WHAT IS REQUIRED: Filter the material below so that only lines containing "rows" remain.
• • • • • • •
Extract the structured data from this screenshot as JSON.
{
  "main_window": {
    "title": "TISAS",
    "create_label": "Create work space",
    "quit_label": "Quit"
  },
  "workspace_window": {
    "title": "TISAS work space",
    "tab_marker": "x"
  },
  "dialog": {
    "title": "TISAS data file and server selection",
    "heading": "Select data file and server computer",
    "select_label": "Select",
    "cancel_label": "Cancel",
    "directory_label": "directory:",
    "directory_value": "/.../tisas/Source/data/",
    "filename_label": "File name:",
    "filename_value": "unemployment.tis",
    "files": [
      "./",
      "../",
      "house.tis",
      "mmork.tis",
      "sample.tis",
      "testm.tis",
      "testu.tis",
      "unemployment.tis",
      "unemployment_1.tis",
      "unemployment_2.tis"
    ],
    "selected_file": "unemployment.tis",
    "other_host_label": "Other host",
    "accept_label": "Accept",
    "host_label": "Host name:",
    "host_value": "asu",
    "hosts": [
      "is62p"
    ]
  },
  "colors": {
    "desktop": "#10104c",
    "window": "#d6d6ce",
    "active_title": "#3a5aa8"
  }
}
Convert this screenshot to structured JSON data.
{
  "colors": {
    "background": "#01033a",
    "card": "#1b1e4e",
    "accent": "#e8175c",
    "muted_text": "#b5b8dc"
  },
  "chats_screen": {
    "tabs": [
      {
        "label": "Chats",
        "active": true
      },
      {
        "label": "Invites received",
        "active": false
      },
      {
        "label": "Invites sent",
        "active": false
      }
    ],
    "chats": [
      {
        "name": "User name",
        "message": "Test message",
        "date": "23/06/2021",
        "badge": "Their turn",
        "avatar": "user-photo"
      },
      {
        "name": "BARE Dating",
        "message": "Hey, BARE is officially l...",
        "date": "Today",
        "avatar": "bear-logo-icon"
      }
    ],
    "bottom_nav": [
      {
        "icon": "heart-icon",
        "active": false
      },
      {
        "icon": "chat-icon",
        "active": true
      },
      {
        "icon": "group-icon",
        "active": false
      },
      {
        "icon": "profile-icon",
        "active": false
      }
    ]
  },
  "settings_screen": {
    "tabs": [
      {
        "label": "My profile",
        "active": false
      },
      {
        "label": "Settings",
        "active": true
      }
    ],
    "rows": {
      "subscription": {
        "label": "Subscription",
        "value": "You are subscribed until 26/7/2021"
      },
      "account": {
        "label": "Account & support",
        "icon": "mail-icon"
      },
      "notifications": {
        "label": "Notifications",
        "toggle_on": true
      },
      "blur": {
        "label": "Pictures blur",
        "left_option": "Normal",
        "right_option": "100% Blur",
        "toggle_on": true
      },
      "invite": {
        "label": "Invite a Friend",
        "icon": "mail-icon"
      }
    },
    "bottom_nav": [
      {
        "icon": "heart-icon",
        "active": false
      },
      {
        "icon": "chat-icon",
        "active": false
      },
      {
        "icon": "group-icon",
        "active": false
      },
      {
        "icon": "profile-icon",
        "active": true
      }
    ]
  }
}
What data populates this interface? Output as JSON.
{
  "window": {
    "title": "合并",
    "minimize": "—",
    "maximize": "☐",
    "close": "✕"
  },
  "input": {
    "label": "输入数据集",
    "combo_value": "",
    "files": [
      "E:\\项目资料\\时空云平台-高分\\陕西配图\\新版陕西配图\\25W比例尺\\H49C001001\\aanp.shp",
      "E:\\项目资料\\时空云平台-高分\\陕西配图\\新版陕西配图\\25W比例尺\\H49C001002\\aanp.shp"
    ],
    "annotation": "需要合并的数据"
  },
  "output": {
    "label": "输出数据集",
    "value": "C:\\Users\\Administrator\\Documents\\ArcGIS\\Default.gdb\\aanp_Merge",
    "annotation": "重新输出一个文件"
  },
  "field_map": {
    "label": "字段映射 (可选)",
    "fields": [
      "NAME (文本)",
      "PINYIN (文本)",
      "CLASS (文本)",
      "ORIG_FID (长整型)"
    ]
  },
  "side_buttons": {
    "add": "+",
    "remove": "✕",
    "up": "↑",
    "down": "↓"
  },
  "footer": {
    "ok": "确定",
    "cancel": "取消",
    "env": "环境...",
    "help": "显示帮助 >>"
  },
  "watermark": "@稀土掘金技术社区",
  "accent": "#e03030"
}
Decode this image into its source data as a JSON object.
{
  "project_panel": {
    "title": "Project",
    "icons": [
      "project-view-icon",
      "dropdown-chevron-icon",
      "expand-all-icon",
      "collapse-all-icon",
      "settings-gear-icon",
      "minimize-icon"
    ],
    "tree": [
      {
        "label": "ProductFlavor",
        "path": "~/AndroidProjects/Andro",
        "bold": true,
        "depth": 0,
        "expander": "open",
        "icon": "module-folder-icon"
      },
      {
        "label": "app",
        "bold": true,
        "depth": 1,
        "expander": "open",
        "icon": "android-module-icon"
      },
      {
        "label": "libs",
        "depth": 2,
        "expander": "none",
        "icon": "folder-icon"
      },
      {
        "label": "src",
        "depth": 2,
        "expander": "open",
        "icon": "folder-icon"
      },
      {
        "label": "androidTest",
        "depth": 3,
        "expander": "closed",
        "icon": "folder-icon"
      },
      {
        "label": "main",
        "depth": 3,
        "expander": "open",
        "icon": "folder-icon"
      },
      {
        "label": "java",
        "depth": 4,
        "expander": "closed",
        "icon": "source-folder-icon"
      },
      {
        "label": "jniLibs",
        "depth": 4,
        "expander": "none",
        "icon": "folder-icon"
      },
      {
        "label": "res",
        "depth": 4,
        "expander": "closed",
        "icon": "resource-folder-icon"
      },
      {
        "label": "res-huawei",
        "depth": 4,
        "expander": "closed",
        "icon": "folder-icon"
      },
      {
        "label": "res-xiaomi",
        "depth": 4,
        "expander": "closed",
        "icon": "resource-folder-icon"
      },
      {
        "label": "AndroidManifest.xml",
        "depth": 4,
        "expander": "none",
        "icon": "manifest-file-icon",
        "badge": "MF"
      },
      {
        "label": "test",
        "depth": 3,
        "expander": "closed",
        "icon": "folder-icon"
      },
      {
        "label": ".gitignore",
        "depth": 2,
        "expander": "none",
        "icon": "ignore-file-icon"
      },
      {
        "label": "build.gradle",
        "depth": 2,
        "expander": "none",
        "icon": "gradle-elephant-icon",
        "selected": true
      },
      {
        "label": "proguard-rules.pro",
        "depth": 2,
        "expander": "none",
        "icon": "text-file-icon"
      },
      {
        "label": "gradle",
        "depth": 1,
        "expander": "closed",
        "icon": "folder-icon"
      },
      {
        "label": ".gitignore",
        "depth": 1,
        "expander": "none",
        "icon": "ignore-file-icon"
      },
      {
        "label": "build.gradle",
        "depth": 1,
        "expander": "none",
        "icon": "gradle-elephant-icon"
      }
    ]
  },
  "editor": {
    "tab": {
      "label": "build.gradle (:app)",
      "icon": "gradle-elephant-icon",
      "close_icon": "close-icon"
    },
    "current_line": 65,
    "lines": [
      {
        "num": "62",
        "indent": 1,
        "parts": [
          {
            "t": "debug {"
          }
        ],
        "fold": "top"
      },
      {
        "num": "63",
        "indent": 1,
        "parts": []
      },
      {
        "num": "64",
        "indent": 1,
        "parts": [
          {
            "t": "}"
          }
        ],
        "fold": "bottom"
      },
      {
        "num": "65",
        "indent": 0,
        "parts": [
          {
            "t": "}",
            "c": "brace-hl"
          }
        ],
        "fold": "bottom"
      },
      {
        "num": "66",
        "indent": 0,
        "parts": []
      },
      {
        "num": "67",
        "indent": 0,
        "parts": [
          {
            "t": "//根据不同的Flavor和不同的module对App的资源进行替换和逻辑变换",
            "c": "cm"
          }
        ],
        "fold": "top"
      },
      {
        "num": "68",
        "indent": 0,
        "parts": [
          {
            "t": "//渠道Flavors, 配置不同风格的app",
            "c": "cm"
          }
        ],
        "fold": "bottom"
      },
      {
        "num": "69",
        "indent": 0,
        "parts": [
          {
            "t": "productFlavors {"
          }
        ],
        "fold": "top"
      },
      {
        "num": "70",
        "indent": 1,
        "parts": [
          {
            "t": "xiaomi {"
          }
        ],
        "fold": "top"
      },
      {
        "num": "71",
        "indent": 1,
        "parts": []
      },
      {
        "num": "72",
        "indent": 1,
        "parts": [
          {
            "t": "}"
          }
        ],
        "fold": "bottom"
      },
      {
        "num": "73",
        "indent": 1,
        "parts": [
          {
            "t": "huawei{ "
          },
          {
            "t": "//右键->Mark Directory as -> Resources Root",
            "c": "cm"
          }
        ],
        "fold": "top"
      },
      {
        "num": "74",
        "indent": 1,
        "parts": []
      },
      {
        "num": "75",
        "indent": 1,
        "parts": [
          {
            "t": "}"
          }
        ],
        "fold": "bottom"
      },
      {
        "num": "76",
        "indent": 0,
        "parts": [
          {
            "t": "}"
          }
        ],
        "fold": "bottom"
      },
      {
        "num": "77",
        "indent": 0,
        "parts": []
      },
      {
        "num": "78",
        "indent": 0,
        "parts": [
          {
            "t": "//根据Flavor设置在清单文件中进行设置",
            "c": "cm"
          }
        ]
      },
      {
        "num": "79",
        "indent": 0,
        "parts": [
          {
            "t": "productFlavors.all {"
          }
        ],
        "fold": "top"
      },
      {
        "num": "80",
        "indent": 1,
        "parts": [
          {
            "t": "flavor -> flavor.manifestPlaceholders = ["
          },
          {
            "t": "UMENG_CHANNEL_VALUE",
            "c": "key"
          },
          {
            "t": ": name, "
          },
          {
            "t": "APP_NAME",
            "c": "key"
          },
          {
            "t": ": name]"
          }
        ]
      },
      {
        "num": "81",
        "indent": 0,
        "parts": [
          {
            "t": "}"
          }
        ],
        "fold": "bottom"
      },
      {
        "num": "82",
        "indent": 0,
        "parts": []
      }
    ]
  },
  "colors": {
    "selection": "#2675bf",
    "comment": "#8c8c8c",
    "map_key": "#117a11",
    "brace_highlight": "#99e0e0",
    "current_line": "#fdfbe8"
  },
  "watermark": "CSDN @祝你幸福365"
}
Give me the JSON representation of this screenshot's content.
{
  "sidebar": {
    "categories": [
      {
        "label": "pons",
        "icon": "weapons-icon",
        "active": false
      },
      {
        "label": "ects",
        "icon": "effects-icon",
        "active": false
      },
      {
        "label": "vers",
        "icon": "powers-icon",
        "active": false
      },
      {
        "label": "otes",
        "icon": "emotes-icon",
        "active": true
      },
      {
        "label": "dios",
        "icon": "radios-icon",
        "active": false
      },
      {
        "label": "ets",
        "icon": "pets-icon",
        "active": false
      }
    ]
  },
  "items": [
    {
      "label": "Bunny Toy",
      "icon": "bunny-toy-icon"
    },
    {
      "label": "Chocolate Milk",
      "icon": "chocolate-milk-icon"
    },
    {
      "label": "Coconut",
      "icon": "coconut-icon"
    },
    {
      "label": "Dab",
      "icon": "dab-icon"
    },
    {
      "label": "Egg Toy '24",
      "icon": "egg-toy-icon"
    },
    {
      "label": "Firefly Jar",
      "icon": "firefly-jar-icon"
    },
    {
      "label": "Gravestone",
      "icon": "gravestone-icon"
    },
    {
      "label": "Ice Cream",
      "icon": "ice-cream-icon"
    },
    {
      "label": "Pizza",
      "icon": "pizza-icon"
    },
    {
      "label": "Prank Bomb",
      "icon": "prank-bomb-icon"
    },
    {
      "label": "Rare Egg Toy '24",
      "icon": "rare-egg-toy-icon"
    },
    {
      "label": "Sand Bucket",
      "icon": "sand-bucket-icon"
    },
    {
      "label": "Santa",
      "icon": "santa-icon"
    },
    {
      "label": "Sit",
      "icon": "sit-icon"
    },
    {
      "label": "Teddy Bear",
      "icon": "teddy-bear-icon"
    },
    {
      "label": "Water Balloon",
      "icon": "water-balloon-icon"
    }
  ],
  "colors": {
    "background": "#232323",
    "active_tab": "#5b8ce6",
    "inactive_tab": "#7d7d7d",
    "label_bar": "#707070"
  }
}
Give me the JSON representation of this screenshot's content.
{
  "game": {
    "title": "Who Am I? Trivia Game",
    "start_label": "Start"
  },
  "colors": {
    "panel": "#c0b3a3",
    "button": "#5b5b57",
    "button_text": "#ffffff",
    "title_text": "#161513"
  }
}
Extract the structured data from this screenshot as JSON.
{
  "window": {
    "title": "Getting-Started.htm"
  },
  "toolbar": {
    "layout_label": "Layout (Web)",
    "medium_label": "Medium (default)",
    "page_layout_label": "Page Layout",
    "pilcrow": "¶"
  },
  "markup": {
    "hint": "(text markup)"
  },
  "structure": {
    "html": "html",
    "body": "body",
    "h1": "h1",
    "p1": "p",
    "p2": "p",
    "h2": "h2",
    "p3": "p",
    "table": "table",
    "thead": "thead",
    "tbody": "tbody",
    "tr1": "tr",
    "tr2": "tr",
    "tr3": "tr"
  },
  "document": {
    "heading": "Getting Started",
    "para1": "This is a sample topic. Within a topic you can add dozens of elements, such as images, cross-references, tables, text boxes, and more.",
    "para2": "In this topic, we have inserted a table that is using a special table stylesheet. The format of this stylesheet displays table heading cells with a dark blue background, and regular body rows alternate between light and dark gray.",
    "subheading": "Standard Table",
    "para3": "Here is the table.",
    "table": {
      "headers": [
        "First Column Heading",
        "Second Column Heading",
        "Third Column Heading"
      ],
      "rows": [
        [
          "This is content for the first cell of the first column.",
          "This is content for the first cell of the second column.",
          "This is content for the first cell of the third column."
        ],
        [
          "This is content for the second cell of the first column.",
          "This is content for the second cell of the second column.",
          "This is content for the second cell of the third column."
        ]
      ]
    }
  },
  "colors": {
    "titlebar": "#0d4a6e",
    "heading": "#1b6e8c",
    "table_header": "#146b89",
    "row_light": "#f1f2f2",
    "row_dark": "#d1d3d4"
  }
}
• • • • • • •
WRITTEN SOLUTION:
    "rows": {
    "para2": "In this topic, we have inserted a table that is using a special table stylesheet. The format of this stylesheet displays table heading cells with a dark blue background, and regular body rows alternate between light and dark gray.",
      "rows": [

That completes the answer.